No matter how stress you're, there no place for domestic violence.

fail owned pwned pictures

not even during Sunday...

If you're reading this, and you felt morbidly insulted. You should.

I was reading Bro Yew's adventure in King's College Hospital for his final journey to be a medical specialist, and discover about the signboards in the hospital which can be seen anywhere in the hospital which read "King's staff work hard and treat the patients well. We expect the patients and relatives to treat them with respect as well. Any violence or abuse of our staff will not be tolerated."

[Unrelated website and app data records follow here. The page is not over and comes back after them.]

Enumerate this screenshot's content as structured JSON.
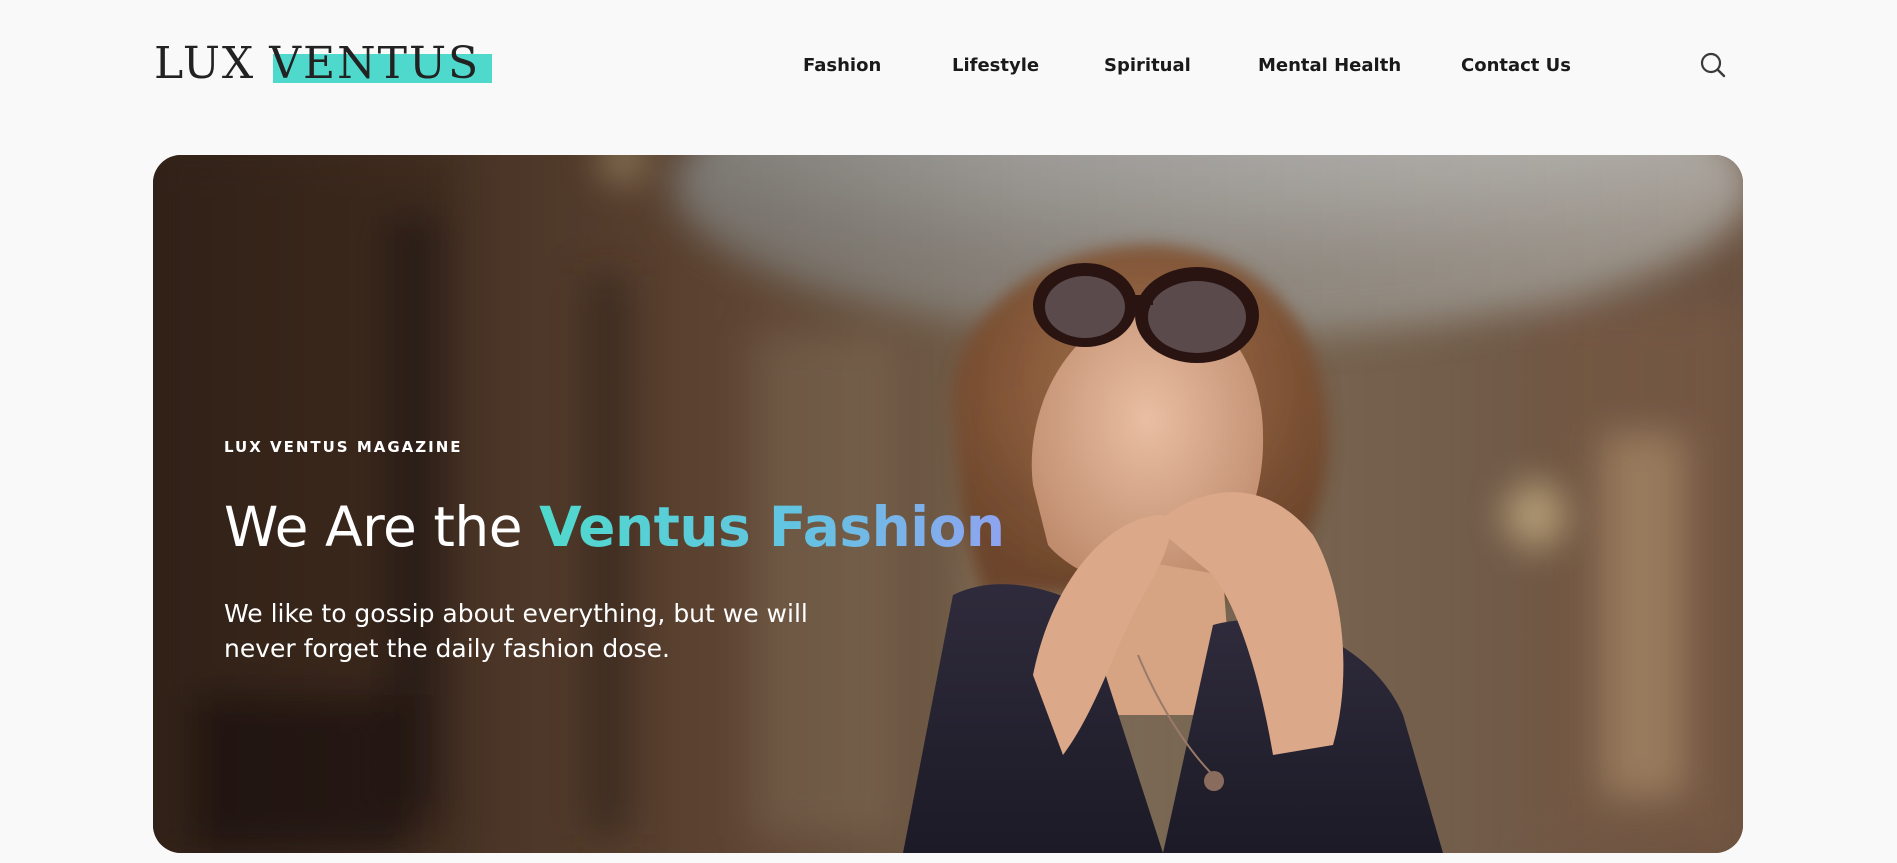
{
  "brand": {
    "logo_part1": "LUX",
    "logo_part2": "VENTUS",
    "accent_color": "#4fd9cc"
  },
  "nav": {
    "items": [
      {
        "label": "Fashion"
      },
      {
        "label": "Lifestyle"
      },
      {
        "label": "Spiritual"
      },
      {
        "label": "Mental Health"
      },
      {
        "label": "Contact Us"
      }
    ],
    "search_icon": "search-icon"
  },
  "hero": {
    "eyebrow": "LUX VENTUS MAGAZINE",
    "headline_plain": "We Are the ",
    "headline_accent": "Ventus Fashion",
    "subtext": "We like to gossip about everything, but we will never forget the daily fashion dose.",
    "gradient_colors": [
      "#4fd9cc",
      "#63c4e2",
      "#8fa3f0"
    ]
  }
}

Here, with DHs walking among us, we probably do not need to factor in 'patients and relatives'.

Unlike others who will probably egg you on to fight or retaliate and kept your flying ego soaring up your imaginary genius plateau, I seriously believe (if you're intelligent enough) you should take a few minutes, sit down in silence, and reflect on your action and what damage you'd done, to others and mostly to yourself (in the long run).

At the end of the reflection, you'll probably find that the greatest thing to do is to continue your journey in the medical with an ardent attitude to educate, to teach and to guide rather than to belittle, to mock or to criticize others who are less inferior in your part of knowledge.

No one knows everything all the time.

If you think you do, probably you should set up a sect or temple after you.

And last, but not least, the next best thing to do is probably to stretch out your hand and ask for forgiveness from my colleague.

That would probably driven her to tears, but then again, that is absolutely a good reason to shed few tears.

1 comment:

bongkersz said...

In any profession, we always have some assholes and bullies. Stress? What a lame excuse. Go see a psychiatrist hey! Or go on holiday. Well, some people just love to abuse their positions, even with little power.